### Task directions
Go through the listing and copy each line with the string "address".
--- START ---
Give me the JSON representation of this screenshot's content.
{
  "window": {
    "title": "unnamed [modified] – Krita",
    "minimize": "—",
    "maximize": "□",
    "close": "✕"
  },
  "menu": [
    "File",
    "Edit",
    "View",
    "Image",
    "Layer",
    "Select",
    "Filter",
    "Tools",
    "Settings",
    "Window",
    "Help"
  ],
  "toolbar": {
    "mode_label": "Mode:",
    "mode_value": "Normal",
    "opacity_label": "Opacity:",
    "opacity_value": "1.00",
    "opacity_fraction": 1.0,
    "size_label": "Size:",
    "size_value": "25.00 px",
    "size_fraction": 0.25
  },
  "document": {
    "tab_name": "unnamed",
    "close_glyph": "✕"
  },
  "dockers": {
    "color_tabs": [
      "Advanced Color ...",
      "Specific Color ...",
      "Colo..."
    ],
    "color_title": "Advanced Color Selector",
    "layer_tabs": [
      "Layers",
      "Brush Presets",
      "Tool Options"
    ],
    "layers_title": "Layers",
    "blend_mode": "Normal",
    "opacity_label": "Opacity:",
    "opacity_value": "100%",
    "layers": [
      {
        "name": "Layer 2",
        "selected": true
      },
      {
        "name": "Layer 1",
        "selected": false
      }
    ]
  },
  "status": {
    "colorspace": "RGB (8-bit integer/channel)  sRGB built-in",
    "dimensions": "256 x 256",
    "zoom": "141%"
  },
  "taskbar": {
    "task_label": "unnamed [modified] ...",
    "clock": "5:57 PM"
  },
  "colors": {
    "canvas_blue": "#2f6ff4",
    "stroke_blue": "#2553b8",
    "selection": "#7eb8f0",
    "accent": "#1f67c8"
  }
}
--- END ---
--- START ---
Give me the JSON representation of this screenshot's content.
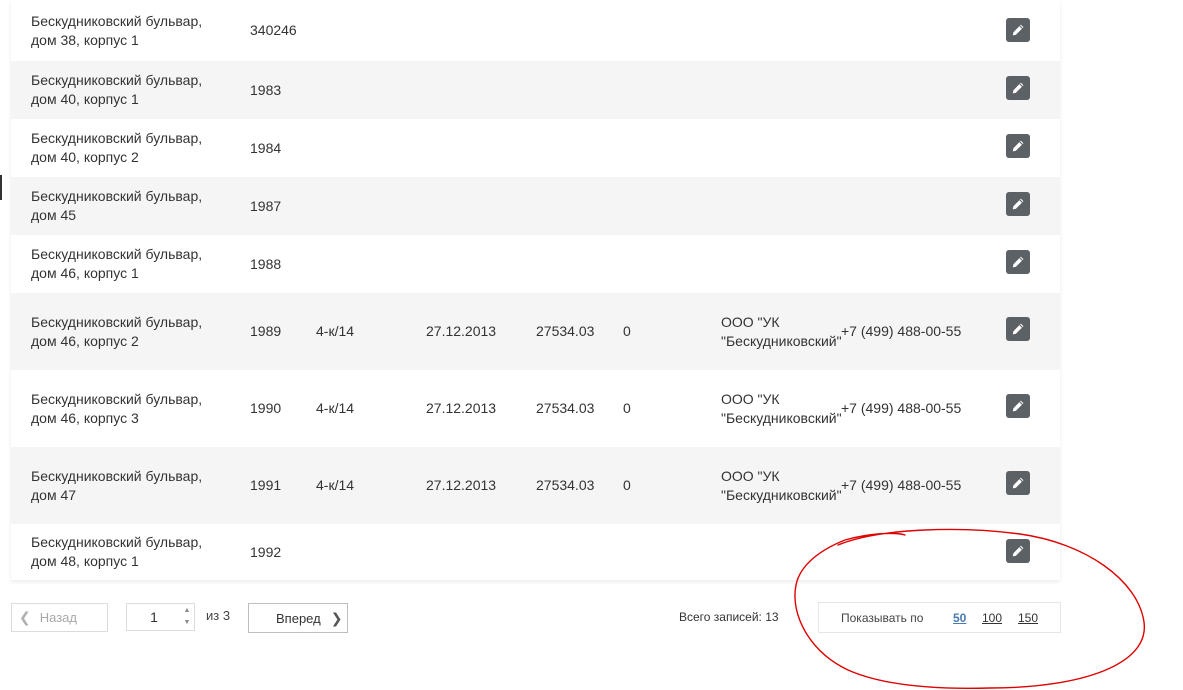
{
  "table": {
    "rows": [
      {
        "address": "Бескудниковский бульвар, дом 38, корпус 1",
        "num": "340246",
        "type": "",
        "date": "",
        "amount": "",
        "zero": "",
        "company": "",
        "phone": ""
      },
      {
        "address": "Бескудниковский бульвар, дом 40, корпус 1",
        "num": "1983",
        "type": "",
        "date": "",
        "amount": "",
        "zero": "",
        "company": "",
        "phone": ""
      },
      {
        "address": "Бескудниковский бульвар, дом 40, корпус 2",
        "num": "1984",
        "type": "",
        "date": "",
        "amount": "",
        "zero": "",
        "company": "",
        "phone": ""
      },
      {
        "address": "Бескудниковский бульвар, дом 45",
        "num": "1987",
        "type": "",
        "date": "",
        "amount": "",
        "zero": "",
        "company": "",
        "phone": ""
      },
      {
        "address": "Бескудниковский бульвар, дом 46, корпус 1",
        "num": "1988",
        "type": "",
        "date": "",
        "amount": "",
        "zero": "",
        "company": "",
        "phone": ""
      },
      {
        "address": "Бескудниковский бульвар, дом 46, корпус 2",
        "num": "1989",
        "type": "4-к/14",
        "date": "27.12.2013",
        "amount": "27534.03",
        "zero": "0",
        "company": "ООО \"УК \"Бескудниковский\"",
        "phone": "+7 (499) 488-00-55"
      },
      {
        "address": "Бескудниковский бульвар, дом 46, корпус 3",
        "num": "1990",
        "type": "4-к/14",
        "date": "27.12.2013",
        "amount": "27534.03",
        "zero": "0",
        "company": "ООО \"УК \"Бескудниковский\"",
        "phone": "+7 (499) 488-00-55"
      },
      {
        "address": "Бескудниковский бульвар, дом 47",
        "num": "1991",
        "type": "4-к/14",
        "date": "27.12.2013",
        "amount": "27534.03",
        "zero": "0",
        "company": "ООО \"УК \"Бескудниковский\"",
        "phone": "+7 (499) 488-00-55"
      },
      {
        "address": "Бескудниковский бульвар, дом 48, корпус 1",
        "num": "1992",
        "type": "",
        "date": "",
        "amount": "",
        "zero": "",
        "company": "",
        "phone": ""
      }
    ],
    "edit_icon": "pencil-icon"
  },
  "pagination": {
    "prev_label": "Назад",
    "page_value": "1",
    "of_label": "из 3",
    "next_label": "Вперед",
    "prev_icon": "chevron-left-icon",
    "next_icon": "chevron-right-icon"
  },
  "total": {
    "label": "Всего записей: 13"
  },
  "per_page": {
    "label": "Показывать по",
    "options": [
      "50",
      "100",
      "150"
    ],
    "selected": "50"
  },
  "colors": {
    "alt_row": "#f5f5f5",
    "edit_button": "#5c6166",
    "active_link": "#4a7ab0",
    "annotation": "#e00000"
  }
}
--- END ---
### Result for this task
        "address": "Бескудниковский бульвар, дом 38, корпус 1",
        "address": "Бескудниковский бульвар, дом 40, корпус 1",
        "address": "Бескудниковский бульвар, дом 40, корпус 2",
        "address": "Бескудниковский бульвар, дом 45",
        "address": "Бескудниковский бульвар, дом 46, корпус 1",
        "address": "Бескудниковский бульвар, дом 46, корпус 2",
        "address": "Бескудниковский бульвар, дом 46, корпус 3",
        "address": "Бескудниковский бульвар, дом 47",
        "address": "Бескудниковский бульвар, дом 48, корпус 1",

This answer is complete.